**Dataset records**
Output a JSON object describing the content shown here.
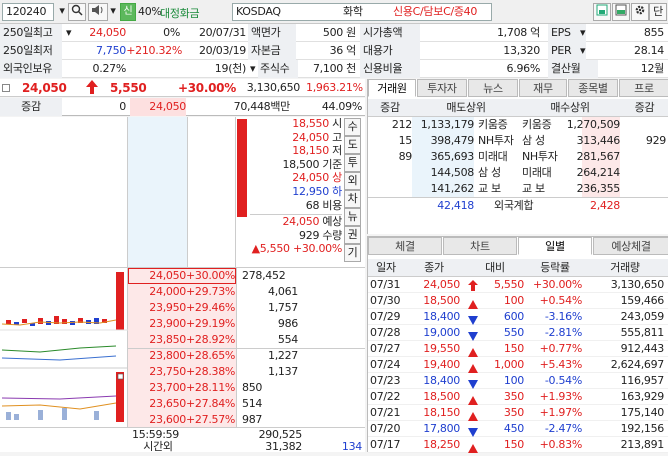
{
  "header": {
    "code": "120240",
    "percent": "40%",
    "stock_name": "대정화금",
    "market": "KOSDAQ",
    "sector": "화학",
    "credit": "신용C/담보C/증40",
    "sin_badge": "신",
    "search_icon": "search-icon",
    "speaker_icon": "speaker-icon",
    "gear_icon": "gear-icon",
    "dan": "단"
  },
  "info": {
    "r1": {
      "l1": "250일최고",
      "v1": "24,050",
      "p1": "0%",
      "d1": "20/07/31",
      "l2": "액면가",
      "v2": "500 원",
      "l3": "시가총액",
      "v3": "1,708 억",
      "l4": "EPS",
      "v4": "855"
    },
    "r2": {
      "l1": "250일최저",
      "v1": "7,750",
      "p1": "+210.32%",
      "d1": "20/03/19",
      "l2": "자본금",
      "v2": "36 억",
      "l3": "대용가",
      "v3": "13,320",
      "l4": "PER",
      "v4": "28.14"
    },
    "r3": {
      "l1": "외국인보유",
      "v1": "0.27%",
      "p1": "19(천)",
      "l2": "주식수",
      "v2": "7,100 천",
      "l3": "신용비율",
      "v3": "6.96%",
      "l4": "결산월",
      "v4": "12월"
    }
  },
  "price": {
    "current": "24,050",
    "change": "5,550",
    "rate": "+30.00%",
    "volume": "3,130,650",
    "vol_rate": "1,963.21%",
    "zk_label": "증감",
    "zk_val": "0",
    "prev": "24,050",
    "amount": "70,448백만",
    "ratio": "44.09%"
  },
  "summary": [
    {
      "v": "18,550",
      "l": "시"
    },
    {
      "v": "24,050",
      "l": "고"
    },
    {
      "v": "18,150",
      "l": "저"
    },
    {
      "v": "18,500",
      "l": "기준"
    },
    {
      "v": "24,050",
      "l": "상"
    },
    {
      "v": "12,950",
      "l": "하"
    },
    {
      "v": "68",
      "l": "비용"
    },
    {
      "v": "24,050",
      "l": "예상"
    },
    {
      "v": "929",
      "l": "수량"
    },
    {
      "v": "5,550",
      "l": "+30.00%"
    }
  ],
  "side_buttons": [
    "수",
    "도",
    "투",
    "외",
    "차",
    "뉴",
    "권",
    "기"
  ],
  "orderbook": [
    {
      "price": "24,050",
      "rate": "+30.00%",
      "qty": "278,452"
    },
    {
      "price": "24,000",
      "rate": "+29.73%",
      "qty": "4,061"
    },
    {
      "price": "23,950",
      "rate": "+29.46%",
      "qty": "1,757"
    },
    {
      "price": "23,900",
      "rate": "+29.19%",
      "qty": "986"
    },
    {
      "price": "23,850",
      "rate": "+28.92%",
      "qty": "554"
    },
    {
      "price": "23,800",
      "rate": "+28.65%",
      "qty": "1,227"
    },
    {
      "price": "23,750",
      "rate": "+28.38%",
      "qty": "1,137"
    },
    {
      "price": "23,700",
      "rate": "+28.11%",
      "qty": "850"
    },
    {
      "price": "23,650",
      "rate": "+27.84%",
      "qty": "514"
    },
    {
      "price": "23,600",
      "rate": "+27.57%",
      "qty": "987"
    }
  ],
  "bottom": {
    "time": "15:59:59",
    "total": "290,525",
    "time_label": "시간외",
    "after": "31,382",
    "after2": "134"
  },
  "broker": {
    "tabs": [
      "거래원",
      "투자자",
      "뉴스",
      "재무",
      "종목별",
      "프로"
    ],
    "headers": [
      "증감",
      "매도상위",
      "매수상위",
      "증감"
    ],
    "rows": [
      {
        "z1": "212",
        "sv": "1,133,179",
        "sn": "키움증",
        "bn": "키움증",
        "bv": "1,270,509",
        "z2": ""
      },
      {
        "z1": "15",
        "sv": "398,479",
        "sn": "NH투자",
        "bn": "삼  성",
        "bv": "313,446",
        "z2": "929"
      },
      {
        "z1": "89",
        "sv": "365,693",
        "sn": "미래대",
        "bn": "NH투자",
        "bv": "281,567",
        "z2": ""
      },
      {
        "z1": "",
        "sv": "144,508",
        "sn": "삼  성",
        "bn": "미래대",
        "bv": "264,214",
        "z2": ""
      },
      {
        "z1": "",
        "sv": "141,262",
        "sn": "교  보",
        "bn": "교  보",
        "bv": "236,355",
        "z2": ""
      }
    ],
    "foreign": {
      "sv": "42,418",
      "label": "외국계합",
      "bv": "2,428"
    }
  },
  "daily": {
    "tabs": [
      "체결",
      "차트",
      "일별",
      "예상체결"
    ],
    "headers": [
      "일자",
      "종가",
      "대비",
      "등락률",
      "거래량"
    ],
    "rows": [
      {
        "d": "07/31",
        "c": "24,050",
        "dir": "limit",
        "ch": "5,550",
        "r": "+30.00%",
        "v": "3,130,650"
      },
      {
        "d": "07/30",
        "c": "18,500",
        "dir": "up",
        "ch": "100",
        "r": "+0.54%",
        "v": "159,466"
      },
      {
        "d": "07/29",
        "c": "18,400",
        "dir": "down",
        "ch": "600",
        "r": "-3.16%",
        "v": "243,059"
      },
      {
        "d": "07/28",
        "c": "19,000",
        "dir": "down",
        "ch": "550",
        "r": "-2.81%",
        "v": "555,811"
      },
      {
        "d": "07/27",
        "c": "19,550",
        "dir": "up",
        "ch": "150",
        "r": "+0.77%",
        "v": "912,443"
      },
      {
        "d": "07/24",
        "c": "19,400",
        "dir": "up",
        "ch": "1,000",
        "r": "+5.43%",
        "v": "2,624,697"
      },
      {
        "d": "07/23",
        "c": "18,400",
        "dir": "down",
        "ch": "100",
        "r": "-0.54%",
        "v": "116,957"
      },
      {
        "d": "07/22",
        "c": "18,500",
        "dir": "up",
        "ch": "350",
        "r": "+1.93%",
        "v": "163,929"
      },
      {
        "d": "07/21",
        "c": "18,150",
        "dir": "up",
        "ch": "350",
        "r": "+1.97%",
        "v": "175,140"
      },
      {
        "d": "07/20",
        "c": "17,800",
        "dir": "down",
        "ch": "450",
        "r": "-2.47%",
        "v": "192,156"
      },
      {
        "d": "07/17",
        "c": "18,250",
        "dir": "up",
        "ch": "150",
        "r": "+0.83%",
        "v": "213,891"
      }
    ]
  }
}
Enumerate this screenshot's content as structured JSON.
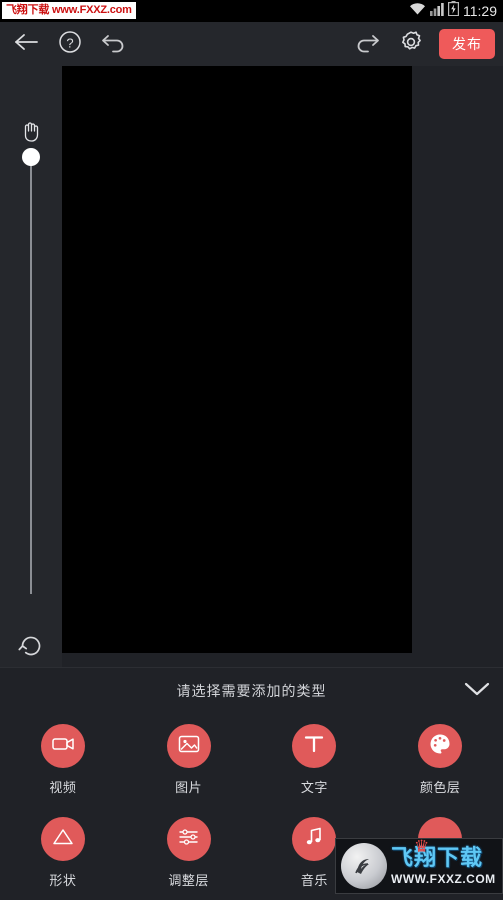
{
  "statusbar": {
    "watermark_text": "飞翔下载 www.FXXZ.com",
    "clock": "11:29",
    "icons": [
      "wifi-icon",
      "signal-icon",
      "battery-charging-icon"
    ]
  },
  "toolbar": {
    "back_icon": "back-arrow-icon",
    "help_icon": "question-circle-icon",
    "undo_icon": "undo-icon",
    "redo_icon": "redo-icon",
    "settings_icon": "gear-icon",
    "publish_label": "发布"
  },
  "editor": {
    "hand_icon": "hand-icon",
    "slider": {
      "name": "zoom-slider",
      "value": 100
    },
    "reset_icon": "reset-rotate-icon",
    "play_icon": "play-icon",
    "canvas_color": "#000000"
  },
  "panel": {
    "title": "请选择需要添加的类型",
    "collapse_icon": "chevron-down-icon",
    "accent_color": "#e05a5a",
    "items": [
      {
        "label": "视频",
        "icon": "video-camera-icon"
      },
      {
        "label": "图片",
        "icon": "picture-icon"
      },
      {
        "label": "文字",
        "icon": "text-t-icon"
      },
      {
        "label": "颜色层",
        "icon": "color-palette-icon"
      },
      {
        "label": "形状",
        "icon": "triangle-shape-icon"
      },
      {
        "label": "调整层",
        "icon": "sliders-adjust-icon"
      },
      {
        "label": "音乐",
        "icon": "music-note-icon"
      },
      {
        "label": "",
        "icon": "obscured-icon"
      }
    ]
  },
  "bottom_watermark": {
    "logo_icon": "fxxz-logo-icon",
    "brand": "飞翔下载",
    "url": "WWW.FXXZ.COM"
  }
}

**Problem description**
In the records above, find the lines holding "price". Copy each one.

**Response area**
  "price": {
      "price": "24,050",
      "price": "24,000",
      "price": "23,950",
      "price": "23,900",
      "price": "23,850",
      "price": "23,800",
      "price": "23,750",
      "price": "23,700",
      "price": "23,650",
      "price": "23,600",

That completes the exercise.